The show features 39 paintings spanning 500 years, all from the collection of Microsoft co-founder Paul Allen of Seattle. They include lush pictures of Venice by J.M.W. Turner and Canaletto, views of London and his own waterlily pond by Claude Monet; vistas of the Grand Canyon by David Hockney, Thomas Moran and Arthur W. Dow; a birch forest interpreted by Gustav Klimt, and nature scenes by other marquee names.

The labels on the frame stands suggest visual or psychological affinities between paintings in the show and views that people encounter around the Twin Cities every day. Visitors to Minnehaha Falls, for example, often rest in the surrounding park, perhaps even playing chess as a couple do in a 1907 John Singer Sargent painting reproduced on the frame stand at the falls.

From the Guthrie Theater’s “endless bridge,” the Stone Arch Bridge looks like a twin to London’s Waterloo bridge as Monet painted it in 1904, a picture featured on that frame stand. The ruins of Minneapolis’ flour mills likewise carry distant echoes of Rome’s crumbling Colosseum as Giovanni Paolo Panini depicted it in 1750. And so on.

How spots were chosen

The sites were identified several years ago in a park survey in which visitors were asked what views should be protected from development.

“People get very upset when, for example, a cellphone tower goes up next to a wilderness area,” Nyberg said. “Likewise, it’s important to lots of people to protect these natural views of, say, the Grand Canyon, or man-made sites like the Stone Arch Bridge. Some of the ones they mentioned are really urban and others are purely natural, like Schaar’s Bluff in the Spring Lake Reserve [near Hastings], which is probably unchanged for hundreds of years.”
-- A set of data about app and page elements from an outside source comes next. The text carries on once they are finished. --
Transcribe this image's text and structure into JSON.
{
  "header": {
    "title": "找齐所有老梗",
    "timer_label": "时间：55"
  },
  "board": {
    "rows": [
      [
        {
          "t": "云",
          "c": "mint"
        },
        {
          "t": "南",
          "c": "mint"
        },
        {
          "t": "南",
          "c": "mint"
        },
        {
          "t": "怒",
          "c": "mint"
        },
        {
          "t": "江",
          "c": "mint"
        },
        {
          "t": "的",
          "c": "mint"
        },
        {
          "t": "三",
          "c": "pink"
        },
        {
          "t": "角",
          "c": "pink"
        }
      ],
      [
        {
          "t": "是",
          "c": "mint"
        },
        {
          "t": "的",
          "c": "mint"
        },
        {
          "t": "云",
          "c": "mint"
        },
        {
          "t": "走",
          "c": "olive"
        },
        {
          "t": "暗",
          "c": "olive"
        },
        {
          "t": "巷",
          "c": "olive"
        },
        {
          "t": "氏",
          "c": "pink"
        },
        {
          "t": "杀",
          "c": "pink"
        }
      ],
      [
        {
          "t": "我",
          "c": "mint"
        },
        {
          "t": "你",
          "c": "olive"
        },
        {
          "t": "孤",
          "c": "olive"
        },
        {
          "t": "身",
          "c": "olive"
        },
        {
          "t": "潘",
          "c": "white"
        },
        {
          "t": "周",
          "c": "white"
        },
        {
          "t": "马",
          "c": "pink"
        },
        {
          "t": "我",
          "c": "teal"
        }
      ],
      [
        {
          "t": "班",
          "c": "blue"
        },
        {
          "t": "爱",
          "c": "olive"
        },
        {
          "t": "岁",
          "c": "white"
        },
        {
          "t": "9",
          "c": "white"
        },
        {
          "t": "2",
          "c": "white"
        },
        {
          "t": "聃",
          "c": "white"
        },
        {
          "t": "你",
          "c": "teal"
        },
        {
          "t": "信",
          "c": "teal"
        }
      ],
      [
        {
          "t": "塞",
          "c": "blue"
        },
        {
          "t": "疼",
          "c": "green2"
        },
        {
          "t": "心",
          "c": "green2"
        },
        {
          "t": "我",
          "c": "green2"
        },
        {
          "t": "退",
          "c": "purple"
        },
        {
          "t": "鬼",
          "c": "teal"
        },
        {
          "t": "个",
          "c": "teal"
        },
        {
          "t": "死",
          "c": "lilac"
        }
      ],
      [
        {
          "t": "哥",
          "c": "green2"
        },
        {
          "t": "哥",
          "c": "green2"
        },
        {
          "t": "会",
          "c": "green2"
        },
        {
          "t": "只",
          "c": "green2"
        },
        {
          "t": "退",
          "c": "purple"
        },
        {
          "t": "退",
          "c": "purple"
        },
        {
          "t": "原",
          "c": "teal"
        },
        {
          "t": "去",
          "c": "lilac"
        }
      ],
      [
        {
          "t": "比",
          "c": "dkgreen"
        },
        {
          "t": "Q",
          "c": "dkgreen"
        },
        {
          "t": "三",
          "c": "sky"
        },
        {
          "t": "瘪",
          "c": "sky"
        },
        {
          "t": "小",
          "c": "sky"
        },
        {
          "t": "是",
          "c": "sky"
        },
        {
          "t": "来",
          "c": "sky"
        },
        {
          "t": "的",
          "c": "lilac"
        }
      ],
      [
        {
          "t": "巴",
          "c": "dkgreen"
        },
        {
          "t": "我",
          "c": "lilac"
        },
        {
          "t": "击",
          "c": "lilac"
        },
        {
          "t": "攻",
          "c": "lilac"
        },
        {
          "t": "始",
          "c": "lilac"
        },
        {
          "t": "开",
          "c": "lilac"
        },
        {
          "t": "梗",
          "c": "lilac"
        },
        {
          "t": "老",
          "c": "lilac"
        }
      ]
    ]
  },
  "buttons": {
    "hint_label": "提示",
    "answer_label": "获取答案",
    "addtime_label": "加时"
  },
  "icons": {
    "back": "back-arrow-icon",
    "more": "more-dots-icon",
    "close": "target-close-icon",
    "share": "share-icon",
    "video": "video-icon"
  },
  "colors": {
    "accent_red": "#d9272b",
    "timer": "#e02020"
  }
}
After peering through the white rectangle that framed a downriver view of the Mississippi at Mill Ruins Park, Theresa Fairley of Foster City, Calif., observed that it was a great idea for getting people to discern the art in nature. Then she grinned and suggested an improvement.

“I’ll bet if you put a Pokemon Go lure here, too, that would really draw all kinds of people to the river,” she said.